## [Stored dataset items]

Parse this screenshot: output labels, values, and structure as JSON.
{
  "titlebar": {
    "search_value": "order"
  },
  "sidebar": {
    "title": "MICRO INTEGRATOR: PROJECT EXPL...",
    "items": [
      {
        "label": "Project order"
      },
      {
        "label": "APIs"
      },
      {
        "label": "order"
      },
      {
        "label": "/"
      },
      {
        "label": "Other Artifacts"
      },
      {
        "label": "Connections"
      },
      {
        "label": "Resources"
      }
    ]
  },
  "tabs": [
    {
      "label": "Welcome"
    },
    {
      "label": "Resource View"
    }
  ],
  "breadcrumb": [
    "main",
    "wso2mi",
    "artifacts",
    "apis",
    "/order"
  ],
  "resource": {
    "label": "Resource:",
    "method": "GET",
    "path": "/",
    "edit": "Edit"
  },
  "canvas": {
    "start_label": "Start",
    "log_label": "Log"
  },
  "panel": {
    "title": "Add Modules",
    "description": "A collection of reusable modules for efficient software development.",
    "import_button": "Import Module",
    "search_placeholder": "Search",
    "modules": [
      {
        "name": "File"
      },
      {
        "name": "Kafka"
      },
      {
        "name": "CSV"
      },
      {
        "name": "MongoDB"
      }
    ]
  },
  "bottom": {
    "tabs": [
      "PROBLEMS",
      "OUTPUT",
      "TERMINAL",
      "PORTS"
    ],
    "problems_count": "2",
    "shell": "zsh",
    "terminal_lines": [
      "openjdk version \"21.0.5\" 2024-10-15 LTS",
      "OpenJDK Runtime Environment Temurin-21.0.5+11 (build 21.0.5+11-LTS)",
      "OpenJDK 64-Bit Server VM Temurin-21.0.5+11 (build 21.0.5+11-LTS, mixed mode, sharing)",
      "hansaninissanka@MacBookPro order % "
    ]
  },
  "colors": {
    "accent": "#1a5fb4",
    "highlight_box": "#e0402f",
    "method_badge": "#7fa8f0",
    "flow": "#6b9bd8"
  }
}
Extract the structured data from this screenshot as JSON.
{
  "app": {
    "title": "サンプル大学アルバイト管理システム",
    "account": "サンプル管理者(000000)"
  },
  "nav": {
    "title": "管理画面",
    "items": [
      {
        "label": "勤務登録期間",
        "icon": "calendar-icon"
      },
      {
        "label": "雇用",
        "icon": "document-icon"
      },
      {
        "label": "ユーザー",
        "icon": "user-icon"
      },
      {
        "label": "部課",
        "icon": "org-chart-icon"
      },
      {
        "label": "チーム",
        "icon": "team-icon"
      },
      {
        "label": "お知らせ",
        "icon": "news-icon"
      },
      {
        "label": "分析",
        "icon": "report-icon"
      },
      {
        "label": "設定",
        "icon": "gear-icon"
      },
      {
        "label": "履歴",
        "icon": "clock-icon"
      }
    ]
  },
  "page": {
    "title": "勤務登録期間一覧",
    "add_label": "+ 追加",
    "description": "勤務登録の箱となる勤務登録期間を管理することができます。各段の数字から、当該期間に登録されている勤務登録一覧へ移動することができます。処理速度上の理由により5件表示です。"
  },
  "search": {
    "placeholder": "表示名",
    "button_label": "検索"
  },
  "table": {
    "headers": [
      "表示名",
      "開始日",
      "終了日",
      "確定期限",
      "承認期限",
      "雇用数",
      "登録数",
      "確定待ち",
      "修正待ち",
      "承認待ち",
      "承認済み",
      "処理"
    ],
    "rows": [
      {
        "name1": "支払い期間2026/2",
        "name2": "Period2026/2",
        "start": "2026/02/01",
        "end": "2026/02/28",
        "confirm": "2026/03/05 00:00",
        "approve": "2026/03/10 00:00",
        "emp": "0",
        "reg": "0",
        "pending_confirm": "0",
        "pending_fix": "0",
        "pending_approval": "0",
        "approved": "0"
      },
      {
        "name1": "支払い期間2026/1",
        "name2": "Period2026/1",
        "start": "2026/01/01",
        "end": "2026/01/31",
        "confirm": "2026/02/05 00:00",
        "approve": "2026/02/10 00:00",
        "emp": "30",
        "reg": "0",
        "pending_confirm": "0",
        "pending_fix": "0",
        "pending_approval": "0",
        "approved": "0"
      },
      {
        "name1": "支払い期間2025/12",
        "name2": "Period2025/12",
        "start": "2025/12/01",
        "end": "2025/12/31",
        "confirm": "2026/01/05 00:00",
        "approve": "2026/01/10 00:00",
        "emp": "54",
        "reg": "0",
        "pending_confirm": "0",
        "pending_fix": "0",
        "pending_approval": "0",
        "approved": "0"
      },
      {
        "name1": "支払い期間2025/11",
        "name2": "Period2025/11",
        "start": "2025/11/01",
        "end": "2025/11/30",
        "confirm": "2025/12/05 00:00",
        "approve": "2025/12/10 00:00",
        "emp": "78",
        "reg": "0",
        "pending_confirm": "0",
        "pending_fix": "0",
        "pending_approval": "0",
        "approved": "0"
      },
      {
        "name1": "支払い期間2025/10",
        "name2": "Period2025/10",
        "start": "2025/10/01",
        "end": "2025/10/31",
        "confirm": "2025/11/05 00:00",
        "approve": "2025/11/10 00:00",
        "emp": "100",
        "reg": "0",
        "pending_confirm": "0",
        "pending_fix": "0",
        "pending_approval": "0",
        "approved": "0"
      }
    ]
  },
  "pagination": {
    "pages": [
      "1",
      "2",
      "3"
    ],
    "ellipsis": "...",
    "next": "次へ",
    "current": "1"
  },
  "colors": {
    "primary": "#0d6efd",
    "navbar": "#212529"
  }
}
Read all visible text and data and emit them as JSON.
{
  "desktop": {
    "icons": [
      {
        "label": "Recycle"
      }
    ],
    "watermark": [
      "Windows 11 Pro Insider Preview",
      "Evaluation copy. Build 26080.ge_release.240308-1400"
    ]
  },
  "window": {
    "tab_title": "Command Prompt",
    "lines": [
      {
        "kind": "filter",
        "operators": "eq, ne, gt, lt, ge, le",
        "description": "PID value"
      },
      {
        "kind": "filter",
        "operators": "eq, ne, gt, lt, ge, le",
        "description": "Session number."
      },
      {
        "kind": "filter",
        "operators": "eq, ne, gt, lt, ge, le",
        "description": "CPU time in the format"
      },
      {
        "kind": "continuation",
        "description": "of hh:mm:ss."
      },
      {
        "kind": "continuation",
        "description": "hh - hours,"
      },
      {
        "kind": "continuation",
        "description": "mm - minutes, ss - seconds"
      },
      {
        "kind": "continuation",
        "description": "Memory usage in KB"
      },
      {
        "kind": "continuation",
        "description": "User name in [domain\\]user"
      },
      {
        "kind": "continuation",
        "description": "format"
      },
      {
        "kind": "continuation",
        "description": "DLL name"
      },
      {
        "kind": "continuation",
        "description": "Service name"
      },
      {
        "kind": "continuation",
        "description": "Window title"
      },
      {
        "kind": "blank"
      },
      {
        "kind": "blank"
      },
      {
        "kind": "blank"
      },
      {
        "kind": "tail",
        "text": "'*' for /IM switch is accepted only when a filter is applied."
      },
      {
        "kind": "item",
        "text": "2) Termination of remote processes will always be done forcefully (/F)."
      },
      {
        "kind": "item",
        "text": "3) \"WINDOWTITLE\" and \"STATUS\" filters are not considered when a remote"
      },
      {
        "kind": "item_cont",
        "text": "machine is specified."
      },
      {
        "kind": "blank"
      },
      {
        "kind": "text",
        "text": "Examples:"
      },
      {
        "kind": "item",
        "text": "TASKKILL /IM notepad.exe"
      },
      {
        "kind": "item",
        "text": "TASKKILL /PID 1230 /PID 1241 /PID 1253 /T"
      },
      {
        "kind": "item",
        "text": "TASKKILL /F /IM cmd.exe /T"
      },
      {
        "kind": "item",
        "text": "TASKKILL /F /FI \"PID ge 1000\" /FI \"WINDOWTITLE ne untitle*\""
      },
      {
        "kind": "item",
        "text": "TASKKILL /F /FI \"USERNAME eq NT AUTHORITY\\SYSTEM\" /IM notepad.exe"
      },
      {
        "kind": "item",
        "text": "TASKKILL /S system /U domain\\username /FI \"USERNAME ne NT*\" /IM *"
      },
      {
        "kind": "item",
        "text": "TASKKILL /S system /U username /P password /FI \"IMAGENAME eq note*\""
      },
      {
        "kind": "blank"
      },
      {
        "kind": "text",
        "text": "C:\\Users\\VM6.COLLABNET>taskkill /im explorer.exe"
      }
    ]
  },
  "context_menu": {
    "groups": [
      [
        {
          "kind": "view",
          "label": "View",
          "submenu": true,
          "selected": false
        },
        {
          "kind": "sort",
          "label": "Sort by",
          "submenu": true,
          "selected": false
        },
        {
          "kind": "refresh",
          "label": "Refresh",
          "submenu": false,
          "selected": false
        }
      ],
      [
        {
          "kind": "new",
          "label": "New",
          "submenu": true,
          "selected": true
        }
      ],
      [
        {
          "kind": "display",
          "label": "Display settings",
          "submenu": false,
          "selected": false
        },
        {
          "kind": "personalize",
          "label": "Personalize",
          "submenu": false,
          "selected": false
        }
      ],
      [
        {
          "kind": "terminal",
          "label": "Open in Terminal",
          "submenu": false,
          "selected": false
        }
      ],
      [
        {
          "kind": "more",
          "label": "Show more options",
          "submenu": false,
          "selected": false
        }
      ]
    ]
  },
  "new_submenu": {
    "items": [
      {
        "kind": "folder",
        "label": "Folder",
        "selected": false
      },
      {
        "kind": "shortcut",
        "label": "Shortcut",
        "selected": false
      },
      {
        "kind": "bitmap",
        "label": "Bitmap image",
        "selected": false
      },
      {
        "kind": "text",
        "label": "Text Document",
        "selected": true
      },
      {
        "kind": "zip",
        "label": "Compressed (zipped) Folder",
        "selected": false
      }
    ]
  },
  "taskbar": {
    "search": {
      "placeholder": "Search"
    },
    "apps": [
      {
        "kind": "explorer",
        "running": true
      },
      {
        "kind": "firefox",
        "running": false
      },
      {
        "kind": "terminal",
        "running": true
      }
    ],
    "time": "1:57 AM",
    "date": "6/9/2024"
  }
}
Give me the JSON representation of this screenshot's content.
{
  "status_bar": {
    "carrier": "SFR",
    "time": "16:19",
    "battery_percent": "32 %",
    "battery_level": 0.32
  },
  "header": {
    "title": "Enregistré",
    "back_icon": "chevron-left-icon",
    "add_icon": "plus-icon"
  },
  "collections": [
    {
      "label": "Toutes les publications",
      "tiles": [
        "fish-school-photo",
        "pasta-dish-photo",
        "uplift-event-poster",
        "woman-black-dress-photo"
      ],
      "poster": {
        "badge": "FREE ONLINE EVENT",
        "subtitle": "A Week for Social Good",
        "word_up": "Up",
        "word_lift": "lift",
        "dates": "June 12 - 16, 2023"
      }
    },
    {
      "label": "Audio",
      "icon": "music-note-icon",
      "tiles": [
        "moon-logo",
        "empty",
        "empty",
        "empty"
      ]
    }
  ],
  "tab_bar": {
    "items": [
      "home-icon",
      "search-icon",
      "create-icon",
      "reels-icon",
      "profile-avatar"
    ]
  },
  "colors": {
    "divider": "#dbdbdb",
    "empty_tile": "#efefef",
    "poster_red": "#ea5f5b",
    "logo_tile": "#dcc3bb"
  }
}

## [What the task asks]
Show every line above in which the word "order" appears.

## [Exercise response]
    "search_value": "order"
        "label": "Project order"
        "label": "order"
    "/order"
      "hansaninissanka@MacBookPro order % "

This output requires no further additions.